The Express requested an in-person interview with Blackstock at BAWAR's Oakland office, but she declined multiple offers. This paper met briefly with a staff member and board member of the organization, but both said they did not work at BAWAR in 2014, when Mims was an employee. Both said they had no knowledge of the allegations, and one board member, Sarai Crane-Pope, said BAWAR's board of directors had not discussed the allegations during the time she has been on the board.
We also emailed Blackstock a list of questions, including whether she informed her board of directors about the allegations made against Mims, if she disclosed to OPD Mims' criminal history before she hired him, and to discuss BAWAR's policies with respect to sex between staff and clients. Her reply, via email, was "I am not available for any further interviews."
A former staff member of BAWAR, who the Express has agreed not to identify, said that Mims was not fired over the incident. In fact, this staffer says he was never punished.
Instead, Mims was allowed to leave BAWAR in July 2014, just seven months after his prestigious FBI award. Today, he works for the Contra Costa County Probation Department as the field operations coordinator for its re-entry network, which helps recently released prisoners integrate back in to society.
Pendergrass's daughter, who is now nineteen and pregnant, lives with her mother, and says she's out of the sex-work industry. Pendergrass is going back to school and trying to move on with her life, but says she is bothered by her case's lack of closure.
Several law-enforcement experts with experience in sex-crime investigations, who asked that the Express not identify them because they work with some of the nonprofits and agencies named in this story, said it would be difficult to prosecute someone for sexual assault when they did not physically attack someone, or literally trade services for sex. Without evidence that a helping professional literally demanded sex for services, a prosecution is unlikely.
Pendergrass said her main concern is if what she experienced ever happened to anyone else. She also wonders if the problem is systemic.
"BAWAR should have at least acknowledged what happened," she said.
Clarification: The original version of this story stated that Leneka Pendergrass sent a letter to the California Coalition Against Sexual Assault, or CALCASA, regarding her being sexually exploited by an employee of Bay Area Women Against Rape. Pendergrass said that CALCASA did not respond to the letter. The California Coalition Against Sexual Assault, however, said they never received a copy of the letter, which Pendergrass said she sent via the U.S. Postal Service.
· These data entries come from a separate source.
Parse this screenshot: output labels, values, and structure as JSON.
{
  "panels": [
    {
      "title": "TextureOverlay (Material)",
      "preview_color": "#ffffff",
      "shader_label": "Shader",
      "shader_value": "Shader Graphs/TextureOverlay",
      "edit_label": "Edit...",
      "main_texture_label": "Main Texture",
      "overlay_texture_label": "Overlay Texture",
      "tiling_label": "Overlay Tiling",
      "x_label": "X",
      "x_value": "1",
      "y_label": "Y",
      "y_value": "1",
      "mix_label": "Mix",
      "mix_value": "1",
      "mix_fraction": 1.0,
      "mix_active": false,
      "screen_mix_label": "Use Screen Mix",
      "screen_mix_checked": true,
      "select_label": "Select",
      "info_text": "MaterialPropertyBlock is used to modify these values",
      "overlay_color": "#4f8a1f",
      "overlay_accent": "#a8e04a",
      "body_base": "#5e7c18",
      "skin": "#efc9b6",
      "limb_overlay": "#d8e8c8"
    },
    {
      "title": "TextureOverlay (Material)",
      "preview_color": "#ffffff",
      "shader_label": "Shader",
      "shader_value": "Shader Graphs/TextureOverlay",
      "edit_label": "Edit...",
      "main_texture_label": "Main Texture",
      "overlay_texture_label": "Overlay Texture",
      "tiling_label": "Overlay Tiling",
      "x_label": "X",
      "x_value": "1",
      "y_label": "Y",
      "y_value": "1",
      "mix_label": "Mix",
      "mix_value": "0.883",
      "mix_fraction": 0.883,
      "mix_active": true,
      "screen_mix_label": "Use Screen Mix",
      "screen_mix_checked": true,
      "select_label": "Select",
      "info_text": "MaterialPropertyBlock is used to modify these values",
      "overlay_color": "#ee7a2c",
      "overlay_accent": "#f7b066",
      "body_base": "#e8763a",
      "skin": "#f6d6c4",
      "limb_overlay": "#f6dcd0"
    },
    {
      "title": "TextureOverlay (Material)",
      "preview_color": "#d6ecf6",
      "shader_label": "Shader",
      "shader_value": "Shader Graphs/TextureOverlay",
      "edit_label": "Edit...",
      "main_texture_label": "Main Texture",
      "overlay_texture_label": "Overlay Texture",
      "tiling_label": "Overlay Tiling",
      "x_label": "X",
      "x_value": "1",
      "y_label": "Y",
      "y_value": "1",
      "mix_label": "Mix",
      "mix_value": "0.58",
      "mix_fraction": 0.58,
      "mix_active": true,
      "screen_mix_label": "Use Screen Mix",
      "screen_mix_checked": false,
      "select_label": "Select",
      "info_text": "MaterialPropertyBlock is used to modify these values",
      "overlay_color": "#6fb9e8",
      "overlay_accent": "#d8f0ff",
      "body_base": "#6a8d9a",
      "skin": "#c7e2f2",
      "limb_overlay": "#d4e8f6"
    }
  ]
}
Shaina Brown of CALCASA told the Express that had her organization received a copy, they would have responded. This online version of this story has been updated to reflect this clarification.